I have decided to buy a new camera for one reason only: size and weight. I have found that my Canon 6D and my usual go to lens; the Sigma 35mm 1.4 Art are just not the right tools for me anymore and are giving me a lot of backache after trailing the streets for hours on end. Like many of you I have decided to finally go mirrorless. The choices on offer are vast and over the past few months, I have spent hours watching YouTube videos and reading online articles. From my research and given my budget, my two options seemed to be either the Canon EOS R or the Sony A7R iii.
Canon EOS R
The EOS R has a lot of negative reviews, mainly due to the lack of IBIS, 4K cropped video and dual card slots. For me though it’s not an issue – I have never had a card fail on me and I don’t shoot video, so 4K crop and image stabilisation really isn’t a deal breaker. I have already invested in the system and can easily adapt my current lens line up, which is a big bonus. The megapixel count is more than enough and the new RF lenses are truly innovative.

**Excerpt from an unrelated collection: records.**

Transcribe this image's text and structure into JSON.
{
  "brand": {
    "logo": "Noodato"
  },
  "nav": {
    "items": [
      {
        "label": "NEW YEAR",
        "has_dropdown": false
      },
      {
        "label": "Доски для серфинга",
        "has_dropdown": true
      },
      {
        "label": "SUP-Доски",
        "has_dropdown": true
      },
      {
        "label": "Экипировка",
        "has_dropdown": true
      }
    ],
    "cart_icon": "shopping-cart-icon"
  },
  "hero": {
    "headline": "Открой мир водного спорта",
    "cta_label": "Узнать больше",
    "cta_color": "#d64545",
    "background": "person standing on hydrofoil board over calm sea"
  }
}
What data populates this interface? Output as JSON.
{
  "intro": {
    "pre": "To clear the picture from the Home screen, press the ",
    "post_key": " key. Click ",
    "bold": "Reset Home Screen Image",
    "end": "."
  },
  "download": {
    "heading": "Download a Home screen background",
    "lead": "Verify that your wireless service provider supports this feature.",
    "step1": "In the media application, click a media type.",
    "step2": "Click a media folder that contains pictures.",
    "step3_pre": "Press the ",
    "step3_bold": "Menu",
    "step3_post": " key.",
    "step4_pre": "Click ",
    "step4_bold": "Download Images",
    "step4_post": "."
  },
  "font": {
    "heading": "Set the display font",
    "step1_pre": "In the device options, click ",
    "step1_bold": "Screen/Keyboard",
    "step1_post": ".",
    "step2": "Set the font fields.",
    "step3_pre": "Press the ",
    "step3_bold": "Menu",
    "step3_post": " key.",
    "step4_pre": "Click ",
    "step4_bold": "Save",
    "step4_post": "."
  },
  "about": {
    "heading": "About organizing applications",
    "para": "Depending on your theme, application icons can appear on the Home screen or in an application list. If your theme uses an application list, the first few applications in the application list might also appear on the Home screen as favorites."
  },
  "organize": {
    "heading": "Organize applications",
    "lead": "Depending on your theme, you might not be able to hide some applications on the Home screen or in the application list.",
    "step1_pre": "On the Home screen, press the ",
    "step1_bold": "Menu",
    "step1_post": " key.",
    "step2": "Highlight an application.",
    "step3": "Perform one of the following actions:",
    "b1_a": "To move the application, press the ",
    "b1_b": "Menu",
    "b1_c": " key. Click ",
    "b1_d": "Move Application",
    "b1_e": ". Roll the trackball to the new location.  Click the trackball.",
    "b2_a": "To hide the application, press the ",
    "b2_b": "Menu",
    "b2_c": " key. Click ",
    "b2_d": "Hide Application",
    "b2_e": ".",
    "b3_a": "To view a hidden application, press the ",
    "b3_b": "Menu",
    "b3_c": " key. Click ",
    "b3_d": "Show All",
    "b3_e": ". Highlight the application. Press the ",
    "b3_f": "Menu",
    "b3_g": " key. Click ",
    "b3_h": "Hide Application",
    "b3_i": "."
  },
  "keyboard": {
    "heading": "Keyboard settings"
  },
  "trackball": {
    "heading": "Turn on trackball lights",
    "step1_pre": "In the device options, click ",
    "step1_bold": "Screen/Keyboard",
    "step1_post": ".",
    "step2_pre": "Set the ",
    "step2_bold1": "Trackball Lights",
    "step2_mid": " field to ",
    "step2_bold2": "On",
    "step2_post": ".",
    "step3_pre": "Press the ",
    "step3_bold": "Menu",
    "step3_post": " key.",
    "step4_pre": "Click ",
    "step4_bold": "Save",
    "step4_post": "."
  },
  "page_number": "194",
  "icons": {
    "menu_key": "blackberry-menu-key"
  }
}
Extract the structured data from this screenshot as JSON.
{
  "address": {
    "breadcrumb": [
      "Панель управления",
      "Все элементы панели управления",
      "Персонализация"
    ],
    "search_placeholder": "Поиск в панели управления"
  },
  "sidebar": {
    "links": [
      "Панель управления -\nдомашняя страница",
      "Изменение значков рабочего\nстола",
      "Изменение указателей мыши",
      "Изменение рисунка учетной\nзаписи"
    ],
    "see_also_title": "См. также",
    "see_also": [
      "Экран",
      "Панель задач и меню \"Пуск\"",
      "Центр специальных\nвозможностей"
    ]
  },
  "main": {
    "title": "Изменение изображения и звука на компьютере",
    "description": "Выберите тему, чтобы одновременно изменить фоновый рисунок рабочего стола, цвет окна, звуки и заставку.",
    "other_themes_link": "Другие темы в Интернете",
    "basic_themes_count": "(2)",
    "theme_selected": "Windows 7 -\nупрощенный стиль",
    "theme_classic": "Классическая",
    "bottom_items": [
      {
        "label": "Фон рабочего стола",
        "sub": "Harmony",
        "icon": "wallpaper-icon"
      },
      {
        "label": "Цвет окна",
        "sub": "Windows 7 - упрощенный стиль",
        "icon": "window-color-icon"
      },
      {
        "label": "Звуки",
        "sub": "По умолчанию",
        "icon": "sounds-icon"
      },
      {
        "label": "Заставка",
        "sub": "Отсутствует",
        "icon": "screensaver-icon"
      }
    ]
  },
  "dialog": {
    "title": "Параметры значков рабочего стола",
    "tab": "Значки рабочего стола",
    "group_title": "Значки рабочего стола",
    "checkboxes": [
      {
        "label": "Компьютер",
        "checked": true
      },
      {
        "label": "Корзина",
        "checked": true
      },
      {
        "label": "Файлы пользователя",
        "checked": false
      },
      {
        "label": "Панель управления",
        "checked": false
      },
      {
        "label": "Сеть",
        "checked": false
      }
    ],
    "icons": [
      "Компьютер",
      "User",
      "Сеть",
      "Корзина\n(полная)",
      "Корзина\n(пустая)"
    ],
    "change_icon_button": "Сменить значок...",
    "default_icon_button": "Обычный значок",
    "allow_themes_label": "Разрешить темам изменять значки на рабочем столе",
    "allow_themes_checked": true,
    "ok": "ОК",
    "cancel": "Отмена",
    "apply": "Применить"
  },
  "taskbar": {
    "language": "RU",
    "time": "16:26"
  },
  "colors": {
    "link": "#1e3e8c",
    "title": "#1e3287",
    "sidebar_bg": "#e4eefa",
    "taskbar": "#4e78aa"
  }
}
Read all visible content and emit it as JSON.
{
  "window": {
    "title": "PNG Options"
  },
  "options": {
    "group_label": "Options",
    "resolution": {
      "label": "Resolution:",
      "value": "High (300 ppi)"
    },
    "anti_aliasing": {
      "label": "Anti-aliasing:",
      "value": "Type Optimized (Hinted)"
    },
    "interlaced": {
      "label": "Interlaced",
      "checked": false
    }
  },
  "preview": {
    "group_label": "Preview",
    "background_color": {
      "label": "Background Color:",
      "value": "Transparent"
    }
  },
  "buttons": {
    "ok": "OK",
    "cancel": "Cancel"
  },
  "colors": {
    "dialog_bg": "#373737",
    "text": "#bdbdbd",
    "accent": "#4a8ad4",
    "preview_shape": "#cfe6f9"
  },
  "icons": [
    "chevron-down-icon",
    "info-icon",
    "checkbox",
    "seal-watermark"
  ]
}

Sony A7R iii
The Sony A7R iii is a beast of a camera on paper and Sony really is leading the way in mirrorless technology and now has a great selection of lenses to suit all budgets. I only shoot RAW so the inferior colour science compared with Canon is not an issue for me. However, the build quality is definitely second-class compared to the EOS R. Build quality aside – the AF focus, lens selection, megapixel count, video capabilities, and image stabilisation certainly gives Canon a run for its money.
And the winner is?
Neither. With the announcement of the Fujifilm X-Pro 3, I have decided to jump into the Fuji system. The X-Pro 3 ticks all the boxes and serves my style of photography. I generally only shoot street and travel photography, I don’t need all the bells and whistles the above systems offer. The Fuji lenses are fantastic, affordable and generally lightweight. The ergonomics and control the Fuji system offers is something I yearn for and yes, I love the film nostalgia Fuji offers. The ability to do some editing in camera, really appeals to me and will hopefully enable me to improve my workflow. I also like the idea of a hidden screen to stop me from constantly checking my photos, and the hybrid viewfinder really allows the photographer to focus on taking photos.
There isn’t a perfect camera – each system has its pros and cons, you have to choose what works for you. On paper the X-Pro 3 is the right tool for me, and I am excited to get my hands on it next month. I am hoping the X-Pro 3 will give me more creative control over my photographs and more importantly encourage me to take more photographs. I will hold on to my trusty Canon 6D, but it probably won’t get much street time when the X-Pro 3 moves in.